• [TASK ITEM]:
If an entry holds a picture, drop the picture and restate the rest word for word.

---------- DATASET CONTENT ----------

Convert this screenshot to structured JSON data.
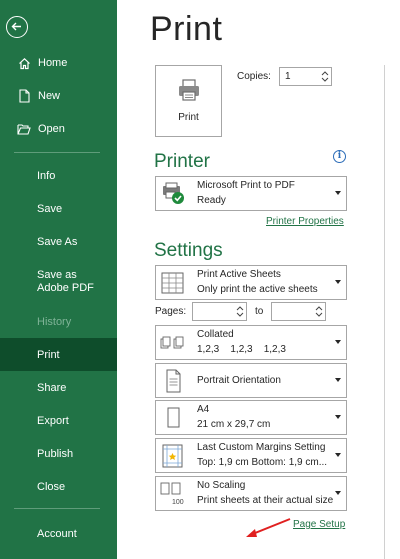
{
  "sidebar": {
    "items": [
      {
        "label": "Home"
      },
      {
        "label": "New"
      },
      {
        "label": "Open"
      },
      {
        "label": "Info"
      },
      {
        "label": "Save"
      },
      {
        "label": "Save As"
      },
      {
        "label": "Save as Adobe PDF"
      },
      {
        "label": "History"
      },
      {
        "label": "Print"
      },
      {
        "label": "Share"
      },
      {
        "label": "Export"
      },
      {
        "label": "Publish"
      },
      {
        "label": "Close"
      },
      {
        "label": "Account"
      }
    ]
  },
  "main": {
    "title": "Print",
    "print_button_label": "Print",
    "copies_label": "Copies:",
    "copies_value": "1",
    "printer_heading": "Printer",
    "printer": {
      "name": "Microsoft Print to PDF",
      "status": "Ready"
    },
    "printer_properties_link": "Printer Properties",
    "settings_heading": "Settings",
    "settings": [
      {
        "line1": "Print Active Sheets",
        "line2": "Only print the active sheets"
      },
      {
        "line1": "Collated",
        "line2": "1,2,3    1,2,3    1,2,3"
      },
      {
        "line1": "Portrait Orientation",
        "line2": ""
      },
      {
        "line1": "A4",
        "line2": "21 cm x 29,7 cm"
      },
      {
        "line1": "Last Custom Margins Setting",
        "line2": "Top: 1,9 cm Bottom: 1,9 cm..."
      },
      {
        "line1": "No Scaling",
        "line2": "Print sheets at their actual size"
      }
    ],
    "pages_label": "Pages:",
    "to_label": "to",
    "page_setup_link": "Page Setup"
  },
  "colors": {
    "brand": "#217346",
    "active_nav": "#0e4d2b",
    "annotation_arrow": "#e02020"
  }
}
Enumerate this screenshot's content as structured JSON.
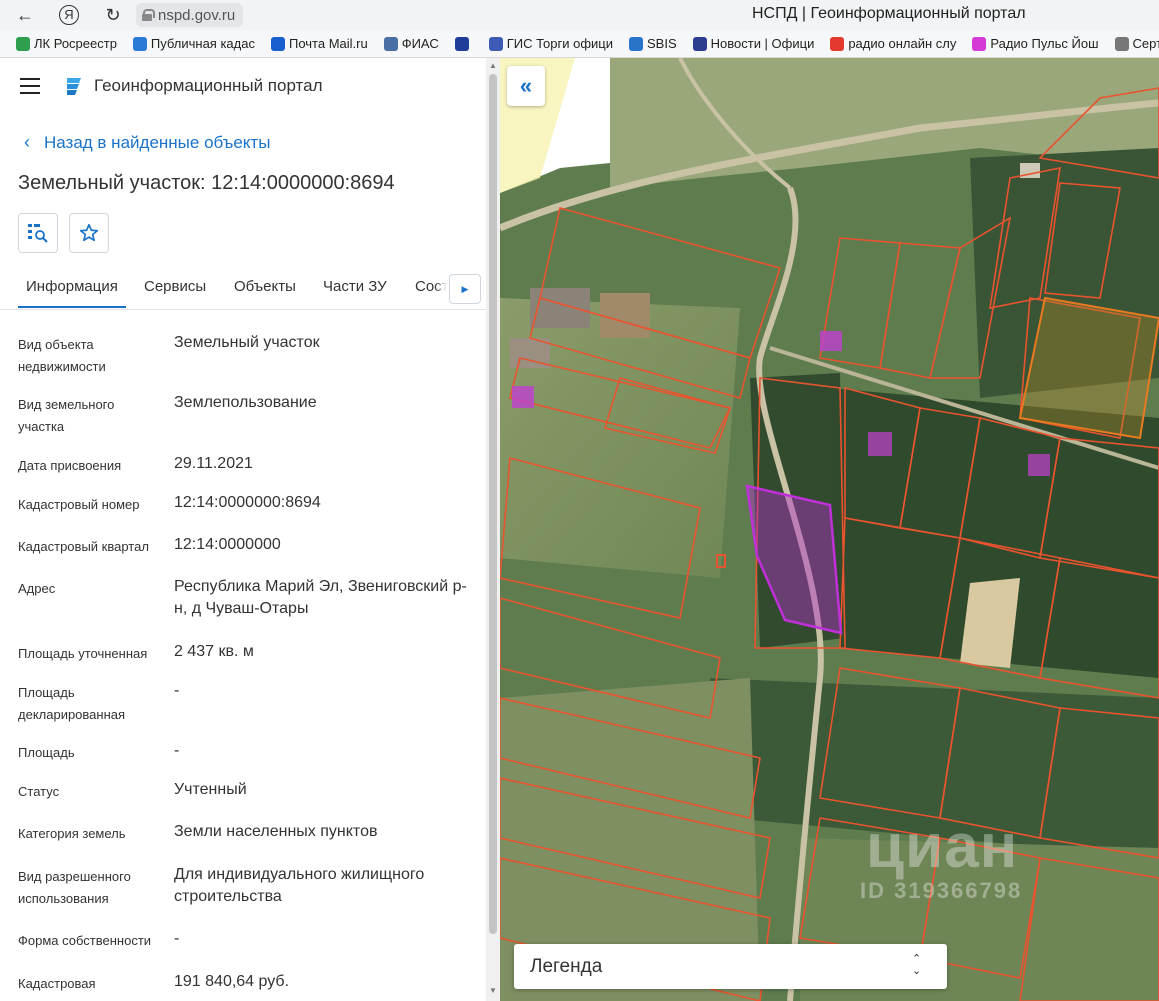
{
  "browser": {
    "url": "nspd.gov.ru",
    "tab_title": "НСПД | Геоинформационный портал",
    "bookmarks": [
      {
        "label": "ЛК Росреестр",
        "color": "#2e9e4f"
      },
      {
        "label": "Публичная кадас",
        "color": "#2b7bd6"
      },
      {
        "label": "Почта Mail.ru",
        "color": "#1a5fd0"
      },
      {
        "label": "ФИАС",
        "color": "#4a6fa5"
      },
      {
        "label": "",
        "color": "#1e3e9a"
      },
      {
        "label": "ГИС Торги офици",
        "color": "#3d5ab5"
      },
      {
        "label": "SBIS",
        "color": "#2a74c8"
      },
      {
        "label": "Новости | Офици",
        "color": "#2b3f8e"
      },
      {
        "label": "радио онлайн слу",
        "color": "#e23b2e"
      },
      {
        "label": "Радио Пульс Йош",
        "color": "#d43ad6"
      },
      {
        "label": "Серти",
        "color": "#777777"
      }
    ]
  },
  "app": {
    "title": "Геоинформационный портал",
    "back_label": "Назад в найденные объекты",
    "object_title": "Земельный участок: 12:14:0000000:8694"
  },
  "tabs": [
    "Информация",
    "Сервисы",
    "Объекты",
    "Части ЗУ",
    "Соста"
  ],
  "fields": [
    {
      "label": "Вид объекта недвижимости",
      "value": "Земельный участок"
    },
    {
      "label": "Вид земельного участка",
      "value": "Землепользование"
    },
    {
      "label": "Дата присвоения",
      "value": "29.11.2021"
    },
    {
      "label": "Кадастровый номер",
      "value": "12:14:0000000:8694"
    },
    {
      "label": "Кадастровый квартал",
      "value": "12:14:0000000"
    },
    {
      "label": "Адрес",
      "value": "Республика Марий Эл, Звениговский р-н, д Чуваш-Отары"
    },
    {
      "label": "Площадь уточненная",
      "value": "2 437 кв. м"
    },
    {
      "label": "Площадь декларированная",
      "value": "-"
    },
    {
      "label": "Площадь",
      "value": "-"
    },
    {
      "label": "Статус",
      "value": "Учтенный"
    },
    {
      "label": "Категория земель",
      "value": "Земли населенных пунктов"
    },
    {
      "label": "Вид разрешенного использования",
      "value": "Для индивидуального жилищного строительства"
    },
    {
      "label": "Форма собственности",
      "value": "-"
    },
    {
      "label": "Кадастровая",
      "value": "191 840,64 руб."
    }
  ],
  "map": {
    "legend_label": "Легенда",
    "watermark_brand": "циан",
    "watermark_id": "ID 319366798",
    "colors": {
      "parcel_border": "#e8542f",
      "selected_parcel": "#b030c8",
      "building": "#c040d0"
    }
  }
}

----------

• [REPLY TO THE TASK]:
Convert this screenshot to structured JSON data.
{
  "sidebar": {
    "items": [
      {
        "label": "Home"
      },
      {
        "label": "New"
      },
      {
        "label": "Open"
      },
      {
        "label": "Info"
      },
      {
        "label": "Save"
      },
      {
        "label": "Save As"
      },
      {
        "label": "Save as Adobe PDF"
      },
      {
        "label": "History"
      },
      {
        "label": "Print"
      },
      {
        "label": "Share"
      },
      {
        "label": "Export"
      },
      {
        "label": "Publish"
      },
      {
        "label": "Close"
      },
      {
        "label": "Account"
      }
    ]
  },
  "main": {
    "title": "Print",
    "print_button_label": "Print",
    "copies_label": "Copies:",
    "copies_value": "1",
    "printer_heading": "Printer",
    "printer": {
      "name": "Microsoft Print to PDF",
      "status": "Ready"
    },
    "printer_properties_link": "Printer Properties",
    "settings_heading": "Settings",
    "settings": [
      {
        "line1": "Print Active Sheets",
        "line2": "Only print the active sheets"
      },
      {
        "line1": "Collated",
        "line2": "1,2,3    1,2,3    1,2,3"
      },
      {
        "line1": "Portrait Orientation",
        "line2": ""
      },
      {
        "line1": "A4",
        "line2": "21 cm x 29,7 cm"
      },
      {
        "line1": "Last Custom Margins Setting",
        "line2": "Top: 1,9 cm Bottom: 1,9 cm..."
      },
      {
        "line1": "No Scaling",
        "line2": "Print sheets at their actual size"
      }
    ],
    "pages_label": "Pages:",
    "to_label": "to",
    "page_setup_link": "Page Setup"
  },
  "colors": {
    "brand": "#217346",
    "active_nav": "#0e4d2b",
    "annotation_arrow": "#e02020"
  }
}
Enumerate this screenshot's content as structured JSON.
{
  "browser": {
    "url": "nspd.gov.ru",
    "tab_title": "НСПД | Геоинформационный портал",
    "bookmarks": [
      {
        "label": "ЛК Росреестр",
        "color": "#2e9e4f"
      },
      {
        "label": "Публичная кадас",
        "color": "#2b7bd6"
      },
      {
        "label": "Почта Mail.ru",
        "color": "#1a5fd0"
      },
      {
        "label": "ФИАС",
        "color": "#4a6fa5"
      },
      {
        "label": "",
        "color": "#1e3e9a"
      },
      {
        "label": "ГИС Торги офици",
        "color": "#3d5ab5"
      },
      {
        "label": "SBIS",
        "color": "#2a74c8"
      },
      {
        "label": "Новости | Офици",
        "color": "#2b3f8e"
      },
      {
        "label": "радио онлайн слу",
        "color": "#e23b2e"
      },
      {
        "label": "Радио Пульс Йош",
        "color": "#d43ad6"
      },
      {
        "label": "Серти",
        "color": "#777777"
      }
    ]
  },
  "app": {
    "title": "Геоинформационный портал",
    "back_label": "Назад в найденные объекты",
    "object_title": "Земельный участок: 12:14:0000000:8694"
  },
  "tabs": [
    "Информация",
    "Сервисы",
    "Объекты",
    "Части ЗУ",
    "Соста"
  ],
  "fields": [
    {
      "label": "Вид объекта недвижимости",
      "value": "Земельный участок"
    },
    {
      "label": "Вид земельного участка",
      "value": "Землепользование"
    },
    {
      "label": "Дата присвоения",
      "value": "29.11.2021"
    },
    {
      "label": "Кадастровый номер",
      "value": "12:14:0000000:8694"
    },
    {
      "label": "Кадастровый квартал",
      "value": "12:14:0000000"
    },
    {
      "label": "Адрес",
      "value": "Республика Марий Эл, Звениговский р-н, д Чуваш-Отары"
    },
    {
      "label": "Площадь уточненная",
      "value": "2 437 кв. м"
    },
    {
      "label": "Площадь декларированная",
      "value": "-"
    },
    {
      "label": "Площадь",
      "value": "-"
    },
    {
      "label": "Статус",
      "value": "Учтенный"
    },
    {
      "label": "Категория земель",
      "value": "Земли населенных пунктов"
    },
    {
      "label": "Вид разрешенного использования",
      "value": "Для индивидуального жилищного строительства"
    },
    {
      "label": "Форма собственности",
      "value": "-"
    },
    {
      "label": "Кадастровая",
      "value": "191 840,64 руб."
    }
  ],
  "map": {
    "legend_label": "Легенда",
    "watermark_brand": "циан",
    "watermark_id": "ID 319366798",
    "colors": {
      "parcel_border": "#e8542f",
      "selected_parcel": "#b030c8",
      "building": "#c040d0"
    }
  }
}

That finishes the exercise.